*Your instructions:*
Set down the data that follows again, exactly as written.

Segment Open

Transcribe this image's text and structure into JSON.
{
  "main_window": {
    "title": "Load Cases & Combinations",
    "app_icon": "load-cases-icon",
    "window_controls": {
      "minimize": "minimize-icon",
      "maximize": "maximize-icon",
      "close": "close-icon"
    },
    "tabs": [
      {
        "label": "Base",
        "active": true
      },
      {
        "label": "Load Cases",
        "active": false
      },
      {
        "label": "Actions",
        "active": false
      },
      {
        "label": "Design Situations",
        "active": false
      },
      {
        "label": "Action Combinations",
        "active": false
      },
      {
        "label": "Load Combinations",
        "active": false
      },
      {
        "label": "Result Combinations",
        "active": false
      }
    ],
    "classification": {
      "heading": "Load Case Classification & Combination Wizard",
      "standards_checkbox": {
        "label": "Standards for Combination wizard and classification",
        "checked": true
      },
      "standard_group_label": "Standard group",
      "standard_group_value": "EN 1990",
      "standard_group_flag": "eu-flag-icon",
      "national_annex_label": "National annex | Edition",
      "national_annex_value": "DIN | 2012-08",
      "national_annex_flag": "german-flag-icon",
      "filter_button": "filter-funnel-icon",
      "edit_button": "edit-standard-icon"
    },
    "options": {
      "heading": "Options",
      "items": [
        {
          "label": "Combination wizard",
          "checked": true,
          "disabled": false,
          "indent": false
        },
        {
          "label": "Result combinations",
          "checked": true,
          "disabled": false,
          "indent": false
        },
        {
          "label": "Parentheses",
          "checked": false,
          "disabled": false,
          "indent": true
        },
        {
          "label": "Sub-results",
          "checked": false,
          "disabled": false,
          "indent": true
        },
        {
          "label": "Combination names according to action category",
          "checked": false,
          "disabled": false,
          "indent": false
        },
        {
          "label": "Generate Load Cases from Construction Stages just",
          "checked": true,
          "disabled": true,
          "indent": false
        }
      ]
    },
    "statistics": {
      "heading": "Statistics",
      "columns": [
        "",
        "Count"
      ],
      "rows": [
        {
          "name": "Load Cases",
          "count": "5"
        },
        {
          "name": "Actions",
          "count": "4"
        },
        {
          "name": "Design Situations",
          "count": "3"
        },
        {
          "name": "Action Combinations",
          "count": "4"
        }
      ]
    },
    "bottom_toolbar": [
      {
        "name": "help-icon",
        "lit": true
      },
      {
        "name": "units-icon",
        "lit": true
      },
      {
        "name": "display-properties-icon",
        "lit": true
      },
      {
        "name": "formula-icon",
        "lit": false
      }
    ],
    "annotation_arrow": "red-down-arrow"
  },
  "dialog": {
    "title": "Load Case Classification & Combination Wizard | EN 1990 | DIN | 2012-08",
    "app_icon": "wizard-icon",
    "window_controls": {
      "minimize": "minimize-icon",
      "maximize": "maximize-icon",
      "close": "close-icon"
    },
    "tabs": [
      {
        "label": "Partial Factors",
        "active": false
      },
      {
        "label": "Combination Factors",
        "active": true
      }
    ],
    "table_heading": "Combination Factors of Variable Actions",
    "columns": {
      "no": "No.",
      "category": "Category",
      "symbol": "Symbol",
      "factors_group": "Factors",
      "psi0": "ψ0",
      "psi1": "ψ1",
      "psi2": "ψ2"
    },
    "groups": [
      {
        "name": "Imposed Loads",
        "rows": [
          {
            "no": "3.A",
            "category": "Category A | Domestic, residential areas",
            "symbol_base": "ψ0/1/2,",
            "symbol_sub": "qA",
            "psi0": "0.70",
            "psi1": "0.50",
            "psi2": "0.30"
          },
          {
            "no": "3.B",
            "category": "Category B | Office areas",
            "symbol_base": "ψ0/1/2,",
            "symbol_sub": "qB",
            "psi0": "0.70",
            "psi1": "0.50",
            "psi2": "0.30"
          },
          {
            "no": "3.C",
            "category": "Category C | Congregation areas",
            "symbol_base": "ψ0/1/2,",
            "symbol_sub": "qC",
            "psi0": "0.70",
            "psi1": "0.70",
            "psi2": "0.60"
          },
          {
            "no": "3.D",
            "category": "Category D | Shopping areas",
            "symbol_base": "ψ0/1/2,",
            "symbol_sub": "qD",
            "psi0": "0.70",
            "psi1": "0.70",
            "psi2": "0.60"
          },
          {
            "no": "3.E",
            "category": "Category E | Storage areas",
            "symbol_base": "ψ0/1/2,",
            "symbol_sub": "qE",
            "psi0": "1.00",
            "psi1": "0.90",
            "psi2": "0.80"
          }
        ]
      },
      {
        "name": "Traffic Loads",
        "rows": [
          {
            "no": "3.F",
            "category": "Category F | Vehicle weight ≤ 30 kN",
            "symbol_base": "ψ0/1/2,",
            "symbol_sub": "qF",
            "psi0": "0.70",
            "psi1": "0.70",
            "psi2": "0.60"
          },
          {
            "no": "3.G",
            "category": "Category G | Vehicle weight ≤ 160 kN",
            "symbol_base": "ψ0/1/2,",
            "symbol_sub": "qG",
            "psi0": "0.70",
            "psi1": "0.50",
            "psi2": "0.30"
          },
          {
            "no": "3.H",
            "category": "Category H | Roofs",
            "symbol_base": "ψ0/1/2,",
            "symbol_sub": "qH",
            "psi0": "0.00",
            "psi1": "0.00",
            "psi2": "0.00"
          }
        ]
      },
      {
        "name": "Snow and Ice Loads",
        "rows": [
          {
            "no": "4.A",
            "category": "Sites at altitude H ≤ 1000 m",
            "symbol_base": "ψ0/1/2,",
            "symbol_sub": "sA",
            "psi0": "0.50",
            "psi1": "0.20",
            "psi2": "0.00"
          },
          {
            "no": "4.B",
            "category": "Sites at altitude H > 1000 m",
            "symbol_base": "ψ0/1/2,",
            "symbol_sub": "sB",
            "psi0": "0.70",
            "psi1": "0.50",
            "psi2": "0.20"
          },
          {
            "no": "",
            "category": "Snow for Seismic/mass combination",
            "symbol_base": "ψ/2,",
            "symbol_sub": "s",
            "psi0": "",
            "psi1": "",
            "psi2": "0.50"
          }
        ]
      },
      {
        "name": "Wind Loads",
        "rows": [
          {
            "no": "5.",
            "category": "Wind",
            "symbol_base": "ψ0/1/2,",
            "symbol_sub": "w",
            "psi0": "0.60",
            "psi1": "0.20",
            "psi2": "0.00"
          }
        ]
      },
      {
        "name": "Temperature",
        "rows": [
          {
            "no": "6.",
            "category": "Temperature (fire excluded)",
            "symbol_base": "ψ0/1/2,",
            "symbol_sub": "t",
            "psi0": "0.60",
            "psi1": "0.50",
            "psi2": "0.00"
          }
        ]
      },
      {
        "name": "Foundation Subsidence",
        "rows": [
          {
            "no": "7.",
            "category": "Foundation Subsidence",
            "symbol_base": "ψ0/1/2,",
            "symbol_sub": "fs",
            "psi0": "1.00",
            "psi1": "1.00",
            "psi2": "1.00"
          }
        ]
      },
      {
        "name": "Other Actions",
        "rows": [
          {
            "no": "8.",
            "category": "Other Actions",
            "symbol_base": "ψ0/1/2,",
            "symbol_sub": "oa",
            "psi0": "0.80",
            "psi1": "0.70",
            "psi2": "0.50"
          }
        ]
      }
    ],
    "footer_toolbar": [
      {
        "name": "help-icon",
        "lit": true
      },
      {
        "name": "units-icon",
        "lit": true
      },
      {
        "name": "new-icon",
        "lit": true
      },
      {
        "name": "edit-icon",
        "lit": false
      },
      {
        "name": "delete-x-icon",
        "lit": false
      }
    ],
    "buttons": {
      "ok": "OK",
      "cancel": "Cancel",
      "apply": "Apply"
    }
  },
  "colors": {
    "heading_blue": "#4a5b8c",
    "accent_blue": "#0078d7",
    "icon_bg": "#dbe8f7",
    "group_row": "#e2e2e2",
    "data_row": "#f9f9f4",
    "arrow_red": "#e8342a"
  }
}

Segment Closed

*Result of the task:*
Transcribe this image's text and structure into JSON.
{
  "main_window": {
    "title": "Load Cases & Combinations",
    "app_icon": "load-cases-icon",
    "window_controls": {
      "minimize": "minimize-icon",
      "maximize": "maximize-icon",
      "close": "close-icon"
    },
    "tabs": [
      {
        "label": "Base",
        "active": true
      },
      {
        "label": "Load Cases",
        "active": false
      },
      {
        "label": "Actions",
        "active": false
      },
      {
        "label": "Design Situations",
        "active": false
      },
      {
        "label": "Action Combinations",
        "active": false
      },
      {
        "label": "Load Combinations",
        "active": false
      },
      {
        "label": "Result Combinations",
        "active": false
      }
    ],
    "classification": {
      "heading": "Load Case Classification & Combination Wizard",
      "standards_checkbox": {
        "label": "Standards for Combination wizard and classification",
        "checked": true
      },
      "standard_group_label": "Standard group",
      "standard_group_value": "EN 1990",
      "standard_group_flag": "eu-flag-icon",
      "national_annex_label": "National annex | Edition",
      "national_annex_value": "DIN | 2012-08",
      "national_annex_flag": "german-flag-icon",
      "filter_button": "filter-funnel-icon",
      "edit_button": "edit-standard-icon"
    },
    "options": {
      "heading": "Options",
      "items": [
        {
          "label": "Combination wizard",
          "checked": true,
          "disabled": false,
          "indent": false
        },
        {
          "label": "Result combinations",
          "checked": true,
          "disabled": false,
          "indent": false
        },
        {
          "label": "Parentheses",
          "checked": false,
          "disabled": false,
          "indent": true
        },
        {
          "label": "Sub-results",
          "checked": false,
          "disabled": false,
          "indent": true
        },
        {
          "label": "Combination names according to action category",
          "checked": false,
          "disabled": false,
          "indent": false
        },
        {
          "label": "Generate Load Cases from Construction Stages just",
          "checked": true,
          "disabled": true,
          "indent": false
        }
      ]
    },
    "statistics": {
      "heading": "Statistics",
      "columns": [
        "",
        "Count"
      ],
      "rows": [
        {
          "name": "Load Cases",
          "count": "5"
        },
        {
          "name": "Actions",
          "count": "4"
        },
        {
          "name": "Design Situations",
          "count": "3"
        },
        {
          "name": "Action Combinations",
          "count": "4"
        }
      ]
    },
    "bottom_toolbar": [
      {
        "name": "help-icon",
        "lit": true
      },
      {
        "name": "units-icon",
        "lit": true
      },
      {
        "name": "display-properties-icon",
        "lit": true
      },
      {
        "name": "formula-icon",
        "lit": false
      }
    ],
    "annotation_arrow": "red-down-arrow"
  },
  "dialog": {
    "title": "Load Case Classification & Combination Wizard | EN 1990 | DIN | 2012-08",
    "app_icon": "wizard-icon",
    "window_controls": {
      "minimize": "minimize-icon",
      "maximize": "maximize-icon",
      "close": "close-icon"
    },
    "tabs": [
      {
        "label": "Partial Factors",
        "active": false
      },
      {
        "label": "Combination Factors",
        "active": true
      }
    ],
    "table_heading": "Combination Factors of Variable Actions",
    "columns": {
      "no": "No.",
      "category": "Category",
      "symbol": "Symbol",
      "factors_group": "Factors",
      "psi0": "ψ0",
      "psi1": "ψ1",
      "psi2": "ψ2"
    },
    "groups": [
      {
        "name": "Imposed Loads",
        "rows": [
          {
            "no": "3.A",
            "category": "Category A | Domestic, residential areas",
            "symbol_base": "ψ0/1/2,",
            "symbol_sub": "qA",
            "psi0": "0.70",
            "psi1": "0.50",
            "psi2": "0.30"
          },
          {
            "no": "3.B",
            "category": "Category B | Office areas",
            "symbol_base": "ψ0/1/2,",
            "symbol_sub": "qB",
            "psi0": "0.70",
            "psi1": "0.50",
            "psi2": "0.30"
          },
          {
            "no": "3.C",
            "category": "Category C | Congregation areas",
            "symbol_base": "ψ0/1/2,",
            "symbol_sub": "qC",
            "psi0": "0.70",
            "psi1": "0.70",
            "psi2": "0.60"
          },
          {
            "no": "3.D",
            "category": "Category D | Shopping areas",
            "symbol_base": "ψ0/1/2,",
            "symbol_sub": "qD",
            "psi0": "0.70",
            "psi1": "0.70",
            "psi2": "0.60"
          },
          {
            "no": "3.E",
            "category": "Category E | Storage areas",
            "symbol_base": "ψ0/1/2,",
            "symbol_sub": "qE",
            "psi0": "1.00",
            "psi1": "0.90",
            "psi2": "0.80"
          }
        ]
      },
      {
        "name": "Traffic Loads",
        "rows": [
          {
            "no": "3.F",
            "category": "Category F | Vehicle weight ≤ 30 kN",
            "symbol_base": "ψ0/1/2,",
            "symbol_sub": "qF",
            "psi0": "0.70",
            "psi1": "0.70",
            "psi2": "0.60"
          },
          {
            "no": "3.G",
            "category": "Category G | Vehicle weight ≤ 160 kN",
            "symbol_base": "ψ0/1/2,",
            "symbol_sub": "qG",
            "psi0": "0.70",
            "psi1": "0.50",
            "psi2": "0.30"
          },
          {
            "no": "3.H",
            "category": "Category H | Roofs",
            "symbol_base": "ψ0/1/2,",
            "symbol_sub": "qH",
            "psi0": "0.00",
            "psi1": "0.00",
            "psi2": "0.00"
          }
        ]
      },
      {
        "name": "Snow and Ice Loads",
        "rows": [
          {
            "no": "4.A",
            "category": "Sites at altitude H ≤ 1000 m",
            "symbol_base": "ψ0/1/2,",
            "symbol_sub": "sA",
            "psi0": "0.50",
            "psi1": "0.20",
            "psi2": "0.00"
          },
          {
            "no": "4.B",
            "category": "Sites at altitude H > 1000 m",
            "symbol_base": "ψ0/1/2,",
            "symbol_sub": "sB",
            "psi0": "0.70",
            "psi1": "0.50",
            "psi2": "0.20"
          },
          {
            "no": "",
            "category": "Snow for Seismic/mass combination",
            "symbol_base": "ψ/2,",
            "symbol_sub": "s",
            "psi0": "",
            "psi1": "",
            "psi2": "0.50"
          }
        ]
      },
      {
        "name": "Wind Loads",
        "rows": [
          {
            "no": "5.",
            "category": "Wind",
            "symbol_base": "ψ0/1/2,",
            "symbol_sub": "w",
            "psi0": "0.60",
            "psi1": "0.20",
            "psi2": "0.00"
          }
        ]
      },
      {
        "name": "Temperature",
        "rows": [
          {
            "no": "6.",
            "category": "Temperature (fire excluded)",
            "symbol_base": "ψ0/1/2,",
            "symbol_sub": "t",
            "psi0": "0.60",
            "psi1": "0.50",
            "psi2": "0.00"
          }
        ]
      },
      {
        "name": "Foundation Subsidence",
        "rows": [
          {
            "no": "7.",
            "category": "Foundation Subsidence",
            "symbol_base": "ψ0/1/2,",
            "symbol_sub": "fs",
            "psi0": "1.00",
            "psi1": "1.00",
            "psi2": "1.00"
          }
        ]
      },
      {
        "name": "Other Actions",
        "rows": [
          {
            "no": "8.",
            "category": "Other Actions",
            "symbol_base": "ψ0/1/2,",
            "symbol_sub": "oa",
            "psi0": "0.80",
            "psi1": "0.70",
            "psi2": "0.50"
          }
        ]
      }
    ],
    "footer_toolbar": [
      {
        "name": "help-icon",
        "lit": true
      },
      {
        "name": "units-icon",
        "lit": true
      },
      {
        "name": "new-icon",
        "lit": true
      },
      {
        "name": "edit-icon",
        "lit": false
      },
      {
        "name": "delete-x-icon",
        "lit": false
      }
    ],
    "buttons": {
      "ok": "OK",
      "cancel": "Cancel",
      "apply": "Apply"
    }
  },
  "colors": {
    "heading_blue": "#4a5b8c",
    "accent_blue": "#0078d7",
    "icon_bg": "#dbe8f7",
    "group_row": "#e2e2e2",
    "data_row": "#f9f9f4",
    "arrow_red": "#e8342a"
  }
}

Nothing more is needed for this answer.